[Data about app and page elements]
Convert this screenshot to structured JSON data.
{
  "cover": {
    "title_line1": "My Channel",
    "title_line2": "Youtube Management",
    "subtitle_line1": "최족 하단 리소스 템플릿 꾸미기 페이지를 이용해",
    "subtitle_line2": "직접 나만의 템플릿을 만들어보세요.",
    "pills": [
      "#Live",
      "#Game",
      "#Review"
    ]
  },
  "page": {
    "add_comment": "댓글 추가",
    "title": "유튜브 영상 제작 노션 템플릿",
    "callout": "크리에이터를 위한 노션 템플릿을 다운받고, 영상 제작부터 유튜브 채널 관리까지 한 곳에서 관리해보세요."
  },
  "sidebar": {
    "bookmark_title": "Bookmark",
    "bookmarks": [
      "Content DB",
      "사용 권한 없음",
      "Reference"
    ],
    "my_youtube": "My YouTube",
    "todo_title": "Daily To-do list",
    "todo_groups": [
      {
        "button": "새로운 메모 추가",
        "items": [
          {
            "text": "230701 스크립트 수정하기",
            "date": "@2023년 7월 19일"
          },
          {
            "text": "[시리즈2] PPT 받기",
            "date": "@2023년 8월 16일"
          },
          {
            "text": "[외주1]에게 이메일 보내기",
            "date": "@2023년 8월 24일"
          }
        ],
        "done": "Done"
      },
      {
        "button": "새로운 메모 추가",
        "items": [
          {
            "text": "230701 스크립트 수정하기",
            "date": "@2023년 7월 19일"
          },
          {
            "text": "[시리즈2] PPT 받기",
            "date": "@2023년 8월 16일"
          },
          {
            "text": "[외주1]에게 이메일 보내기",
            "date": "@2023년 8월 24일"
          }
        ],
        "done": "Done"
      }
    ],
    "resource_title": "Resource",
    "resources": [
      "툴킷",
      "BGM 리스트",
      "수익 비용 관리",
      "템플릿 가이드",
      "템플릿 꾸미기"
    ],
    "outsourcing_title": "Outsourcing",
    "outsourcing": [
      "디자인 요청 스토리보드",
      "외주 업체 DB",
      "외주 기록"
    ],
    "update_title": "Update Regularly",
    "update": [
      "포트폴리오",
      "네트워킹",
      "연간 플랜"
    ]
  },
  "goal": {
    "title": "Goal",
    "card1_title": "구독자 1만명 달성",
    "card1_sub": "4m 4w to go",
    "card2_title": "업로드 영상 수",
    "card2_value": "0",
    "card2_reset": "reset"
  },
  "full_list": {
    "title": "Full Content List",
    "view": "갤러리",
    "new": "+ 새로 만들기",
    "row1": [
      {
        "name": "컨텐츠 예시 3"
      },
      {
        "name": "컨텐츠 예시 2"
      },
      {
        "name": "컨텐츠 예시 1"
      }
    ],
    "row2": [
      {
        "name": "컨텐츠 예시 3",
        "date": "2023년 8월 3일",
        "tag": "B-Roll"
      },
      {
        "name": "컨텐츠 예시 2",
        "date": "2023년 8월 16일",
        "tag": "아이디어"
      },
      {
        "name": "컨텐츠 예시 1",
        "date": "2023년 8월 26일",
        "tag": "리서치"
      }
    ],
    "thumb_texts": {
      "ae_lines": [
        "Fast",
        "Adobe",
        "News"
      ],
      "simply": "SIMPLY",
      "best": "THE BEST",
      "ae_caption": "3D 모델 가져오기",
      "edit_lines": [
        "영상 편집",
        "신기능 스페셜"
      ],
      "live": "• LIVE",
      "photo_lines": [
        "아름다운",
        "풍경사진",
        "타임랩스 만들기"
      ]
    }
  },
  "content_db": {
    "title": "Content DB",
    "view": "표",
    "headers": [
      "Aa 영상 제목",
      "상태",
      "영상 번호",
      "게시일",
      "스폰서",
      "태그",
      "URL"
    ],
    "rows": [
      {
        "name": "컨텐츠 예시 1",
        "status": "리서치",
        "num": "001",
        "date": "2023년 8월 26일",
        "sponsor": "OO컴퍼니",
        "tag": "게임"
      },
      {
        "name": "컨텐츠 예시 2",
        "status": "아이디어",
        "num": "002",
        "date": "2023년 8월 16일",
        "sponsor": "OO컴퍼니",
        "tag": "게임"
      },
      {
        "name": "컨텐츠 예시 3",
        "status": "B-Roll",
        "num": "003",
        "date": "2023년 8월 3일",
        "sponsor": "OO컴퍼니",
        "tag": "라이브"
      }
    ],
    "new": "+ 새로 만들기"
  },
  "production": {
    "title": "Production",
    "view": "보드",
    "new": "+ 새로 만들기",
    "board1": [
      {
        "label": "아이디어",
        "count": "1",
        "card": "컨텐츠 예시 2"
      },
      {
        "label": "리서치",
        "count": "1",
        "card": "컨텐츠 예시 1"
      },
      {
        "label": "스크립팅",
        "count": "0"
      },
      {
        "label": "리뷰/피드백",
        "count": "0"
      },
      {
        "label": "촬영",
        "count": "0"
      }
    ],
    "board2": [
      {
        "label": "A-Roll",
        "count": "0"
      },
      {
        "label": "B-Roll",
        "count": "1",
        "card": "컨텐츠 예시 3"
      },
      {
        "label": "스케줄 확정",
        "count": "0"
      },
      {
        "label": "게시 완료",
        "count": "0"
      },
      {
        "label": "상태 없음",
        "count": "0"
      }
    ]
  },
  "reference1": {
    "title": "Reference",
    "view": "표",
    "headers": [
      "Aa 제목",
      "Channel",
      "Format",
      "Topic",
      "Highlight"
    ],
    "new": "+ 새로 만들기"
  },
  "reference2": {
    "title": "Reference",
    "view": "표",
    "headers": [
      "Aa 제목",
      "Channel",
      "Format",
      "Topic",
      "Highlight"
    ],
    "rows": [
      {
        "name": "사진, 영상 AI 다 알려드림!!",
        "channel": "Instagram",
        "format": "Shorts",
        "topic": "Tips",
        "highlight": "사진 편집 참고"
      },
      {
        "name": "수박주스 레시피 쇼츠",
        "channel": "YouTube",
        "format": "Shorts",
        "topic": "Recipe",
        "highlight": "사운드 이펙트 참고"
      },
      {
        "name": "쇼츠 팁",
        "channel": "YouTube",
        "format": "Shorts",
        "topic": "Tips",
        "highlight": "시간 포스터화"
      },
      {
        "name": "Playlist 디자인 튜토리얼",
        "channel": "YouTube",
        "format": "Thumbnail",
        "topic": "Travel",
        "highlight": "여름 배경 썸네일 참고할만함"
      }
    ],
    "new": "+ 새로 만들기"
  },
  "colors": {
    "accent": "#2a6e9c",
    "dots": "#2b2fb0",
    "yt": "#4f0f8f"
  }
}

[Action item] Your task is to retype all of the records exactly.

[Task response]
Convert this screenshot to structured JSON data.
{
  "cover": {
    "title_line1": "My Channel",
    "title_line2": "Youtube Management",
    "subtitle_line1": "최족 하단 리소스 템플릿 꾸미기 페이지를 이용해",
    "subtitle_line2": "직접 나만의 템플릿을 만들어보세요.",
    "pills": [
      "#Live",
      "#Game",
      "#Review"
    ]
  },
  "page": {
    "add_comment": "댓글 추가",
    "title": "유튜브 영상 제작 노션 템플릿",
    "callout": "크리에이터를 위한 노션 템플릿을 다운받고, 영상 제작부터 유튜브 채널 관리까지 한 곳에서 관리해보세요."
  },
  "sidebar": {
    "bookmark_title": "Bookmark",
    "bookmarks": [
      "Content DB",
      "사용 권한 없음",
      "Reference"
    ],
    "my_youtube": "My YouTube",
    "todo_title": "Daily To-do list",
    "todo_groups": [
      {
        "button": "새로운 메모 추가",
        "items": [
          {
            "text": "230701 스크립트 수정하기",
            "date": "@2023년 7월 19일"
          },
          {
            "text": "[시리즈2] PPT 받기",
            "date": "@2023년 8월 16일"
          },
          {
            "text": "[외주1]에게 이메일 보내기",
            "date": "@2023년 8월 24일"
          }
        ],
        "done": "Done"
      },
      {
        "button": "새로운 메모 추가",
        "items": [
          {
            "text": "230701 스크립트 수정하기",
            "date": "@2023년 7월 19일"
          },
          {
            "text": "[시리즈2] PPT 받기",
            "date": "@2023년 8월 16일"
          },
          {
            "text": "[외주1]에게 이메일 보내기",
            "date": "@2023년 8월 24일"
          }
        ],
        "done": "Done"
      }
    ],
    "resource_title": "Resource",
    "resources": [
      "툴킷",
      "BGM 리스트",
      "수익 비용 관리",
      "템플릿 가이드",
      "템플릿 꾸미기"
    ],
    "outsourcing_title": "Outsourcing",
    "outsourcing": [
      "디자인 요청 스토리보드",
      "외주 업체 DB",
      "외주 기록"
    ],
    "update_title": "Update Regularly",
    "update": [
      "포트폴리오",
      "네트워킹",
      "연간 플랜"
    ]
  },
  "goal": {
    "title": "Goal",
    "card1_title": "구독자 1만명 달성",
    "card1_sub": "4m 4w to go",
    "card2_title": "업로드 영상 수",
    "card2_value": "0",
    "card2_reset": "reset"
  },
  "full_list": {
    "title": "Full Content List",
    "view": "갤러리",
    "new": "+ 새로 만들기",
    "row1": [
      {
        "name": "컨텐츠 예시 3"
      },
      {
        "name": "컨텐츠 예시 2"
      },
      {
        "name": "컨텐츠 예시 1"
      }
    ],
    "row2": [
      {
        "name": "컨텐츠 예시 3",
        "date": "2023년 8월 3일",
        "tag": "B-Roll"
      },
      {
        "name": "컨텐츠 예시 2",
        "date": "2023년 8월 16일",
        "tag": "아이디어"
      },
      {
        "name": "컨텐츠 예시 1",
        "date": "2023년 8월 26일",
        "tag": "리서치"
      }
    ],
    "thumb_texts": {
      "ae_lines": [
        "Fast",
        "Adobe",
        "News"
      ],
      "simply": "SIMPLY",
      "best": "THE BEST",
      "ae_caption": "3D 모델 가져오기",
      "edit_lines": [
        "영상 편집",
        "신기능 스페셜"
      ],
      "live": "• LIVE",
      "photo_lines": [
        "아름다운",
        "풍경사진",
        "타임랩스 만들기"
      ]
    }
  },
  "content_db": {
    "title": "Content DB",
    "view": "표",
    "headers": [
      "Aa 영상 제목",
      "상태",
      "영상 번호",
      "게시일",
      "스폰서",
      "태그",
      "URL"
    ],
    "rows": [
      {
        "name": "컨텐츠 예시 1",
        "status": "리서치",
        "num": "001",
        "date": "2023년 8월 26일",
        "sponsor": "OO컴퍼니",
        "tag": "게임"
      },
      {
        "name": "컨텐츠 예시 2",
        "status": "아이디어",
        "num": "002",
        "date": "2023년 8월 16일",
        "sponsor": "OO컴퍼니",
        "tag": "게임"
      },
      {
        "name": "컨텐츠 예시 3",
        "status": "B-Roll",
        "num": "003",
        "date": "2023년 8월 3일",
        "sponsor": "OO컴퍼니",
        "tag": "라이브"
      }
    ],
    "new": "+ 새로 만들기"
  },
  "production": {
    "title": "Production",
    "view": "보드",
    "new": "+ 새로 만들기",
    "board1": [
      {
        "label": "아이디어",
        "count": "1",
        "card": "컨텐츠 예시 2"
      },
      {
        "label": "리서치",
        "count": "1",
        "card": "컨텐츠 예시 1"
      },
      {
        "label": "스크립팅",
        "count": "0"
      },
      {
        "label": "리뷰/피드백",
        "count": "0"
      },
      {
        "label": "촬영",
        "count": "0"
      }
    ],
    "board2": [
      {
        "label": "A-Roll",
        "count": "0"
      },
      {
        "label": "B-Roll",
        "count": "1",
        "card": "컨텐츠 예시 3"
      },
      {
        "label": "스케줄 확정",
        "count": "0"
      },
      {
        "label": "게시 완료",
        "count": "0"
      },
      {
        "label": "상태 없음",
        "count": "0"
      }
    ]
  },
  "reference1": {
    "title": "Reference",
    "view": "표",
    "headers": [
      "Aa 제목",
      "Channel",
      "Format",
      "Topic",
      "Highlight"
    ],
    "new": "+ 새로 만들기"
  },
  "reference2": {
    "title": "Reference",
    "view": "표",
    "headers": [
      "Aa 제목",
      "Channel",
      "Format",
      "Topic",
      "Highlight"
    ],
    "rows": [
      {
        "name": "사진, 영상 AI 다 알려드림!!",
        "channel": "Instagram",
        "format": "Shorts",
        "topic": "Tips",
        "highlight": "사진 편집 참고"
      },
      {
        "name": "수박주스 레시피 쇼츠",
        "channel": "YouTube",
        "format": "Shorts",
        "topic": "Recipe",
        "highlight": "사운드 이펙트 참고"
      },
      {
        "name": "쇼츠 팁",
        "channel": "YouTube",
        "format": "Shorts",
        "topic": "Tips",
        "highlight": "시간 포스터화"
      },
      {
        "name": "Playlist 디자인 튜토리얼",
        "channel": "YouTube",
        "format": "Thumbnail",
        "topic": "Travel",
        "highlight": "여름 배경 썸네일 참고할만함"
      }
    ],
    "new": "+ 새로 만들기"
  },
  "colors": {
    "accent": "#2a6e9c",
    "dots": "#2b2fb0",
    "yt": "#4f0f8f"
  }
}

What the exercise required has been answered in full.